I gave birth to Rebekah exactly nine months after Noah died. And I remember an insane amount of details from her first year. From the day she came home, baths and diapers and nighttime feedings…I cherished it all. I knew I wasn’t promised tomorrow with her, and that knowledge caused me to treat every minute with the utmost respect. Taking in the details of every day became a passion for me. I memorized her face, her smell and the feel of her skin. I literally soaked up every minute with her, wanting to make certain if the Lord took her to Heaven, I would remember everything—and have no regrets.
Suddenly, a clean house and a daily shower seemed so insignificant, compared to sitting down and quietly nursing my baby girl. But miraculously, I still cleaned my house and showered–most days. Those middle-of-the-night cries that tend to be so burdensome to new parents (and rightfully so) sounded like sweet music to me. I’d think to myself,“I’ll happily get up and tend to my healthy, living child.” The demands of life that pull on so many young couples rarely affected me once I had this new baby. The most important thing in the world was to love the beautiful family with which God had blessed me.
You’d think after such profound clarity, I’d always remain so enlightened.
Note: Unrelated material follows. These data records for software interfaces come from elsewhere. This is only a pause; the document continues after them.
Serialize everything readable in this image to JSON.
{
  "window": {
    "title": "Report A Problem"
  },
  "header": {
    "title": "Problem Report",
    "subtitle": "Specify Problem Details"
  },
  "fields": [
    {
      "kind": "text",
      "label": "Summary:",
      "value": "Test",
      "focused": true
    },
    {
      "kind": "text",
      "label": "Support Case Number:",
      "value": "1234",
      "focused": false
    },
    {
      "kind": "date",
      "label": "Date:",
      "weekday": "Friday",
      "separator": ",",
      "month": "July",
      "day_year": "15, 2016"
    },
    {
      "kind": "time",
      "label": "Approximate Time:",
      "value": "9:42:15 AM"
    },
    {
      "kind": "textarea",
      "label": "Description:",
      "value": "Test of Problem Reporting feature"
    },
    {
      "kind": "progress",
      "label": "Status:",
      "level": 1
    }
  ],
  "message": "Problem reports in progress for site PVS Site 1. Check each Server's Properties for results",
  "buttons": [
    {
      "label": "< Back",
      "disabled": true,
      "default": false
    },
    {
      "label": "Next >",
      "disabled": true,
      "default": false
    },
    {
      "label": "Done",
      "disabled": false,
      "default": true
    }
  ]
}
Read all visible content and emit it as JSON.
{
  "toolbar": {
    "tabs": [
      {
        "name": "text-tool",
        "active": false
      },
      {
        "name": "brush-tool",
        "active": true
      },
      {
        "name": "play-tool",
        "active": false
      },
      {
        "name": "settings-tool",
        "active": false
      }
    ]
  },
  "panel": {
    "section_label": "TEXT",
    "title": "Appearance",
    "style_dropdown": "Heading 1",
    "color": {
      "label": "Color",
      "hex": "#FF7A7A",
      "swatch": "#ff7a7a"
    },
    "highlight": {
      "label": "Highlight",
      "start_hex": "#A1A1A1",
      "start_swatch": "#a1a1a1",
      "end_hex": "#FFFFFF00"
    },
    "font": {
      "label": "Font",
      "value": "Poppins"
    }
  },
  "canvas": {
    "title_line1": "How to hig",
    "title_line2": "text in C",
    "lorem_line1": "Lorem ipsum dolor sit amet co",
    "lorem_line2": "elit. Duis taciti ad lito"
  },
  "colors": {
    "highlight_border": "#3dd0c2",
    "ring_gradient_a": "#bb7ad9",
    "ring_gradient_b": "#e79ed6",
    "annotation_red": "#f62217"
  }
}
Not so. As the years continued on, I became further removed from my loss, until eventually I slipped back into my old ways. Almost as if there’s never been a death at all. Dreading my duties. Misplacing my priorities. Wishing priceless days and seasons away, as if I and everyone important to me will live forever.
Today, I’m on a mission to regain my perspective. My heart yearns for the time when I again see my life from an eternal perspective, like I did in the months and years following Noah’s death. Except this time, I hope to achieve this without having to suffer a tragedy along the way.
Today, I’m asking myself: “What would I do differently if I knew today was the last day I’d see Rebekah, Elijah, Elliana or Jon? What would I do differently if a terminal illness suddenly put a finite number on my remaining days? What I would I do differently if the ordinariness of today—the ordinariness I so often curse—were stripped from me because of an injury or a disaster?”
Well, I can tell you a few things I would NOT do:
I would NOT clean out my e-mail inbox
I would NOT get upset about the cereal spill
I would NOT clean the fingerprints off the glass door
I would NOT let anyone leave the house or go to bed without a long, warm hug
I would NOT miss an opportunity to snap a photo of the kids drinking hot chocolate in their pajamas
I would NOT hold back a compliment
I would NOT send a child back up to his room if he came down to my bed in the middle of the night, afraid
I would NOT worry how I was going to get it all done
I would NOT miss an opportunity to point out to my children the power and majesty of God’s magnificent creation
I would NOT let unforgiveness come between me and someone I love
I would NOT read status updates on Facebook instead of reading a book to my daughter
I would NOT insist on cooking dinner alone, just to get it done more quickly
I would not send a child away if she wanted to sit in on my prayer time
I would NOT forget to tell Jon every day how thankful I am to share my life with such a loving, sincere and godly man
How about you? If you knew tomorrow your life would change forever, what would you NOT do today?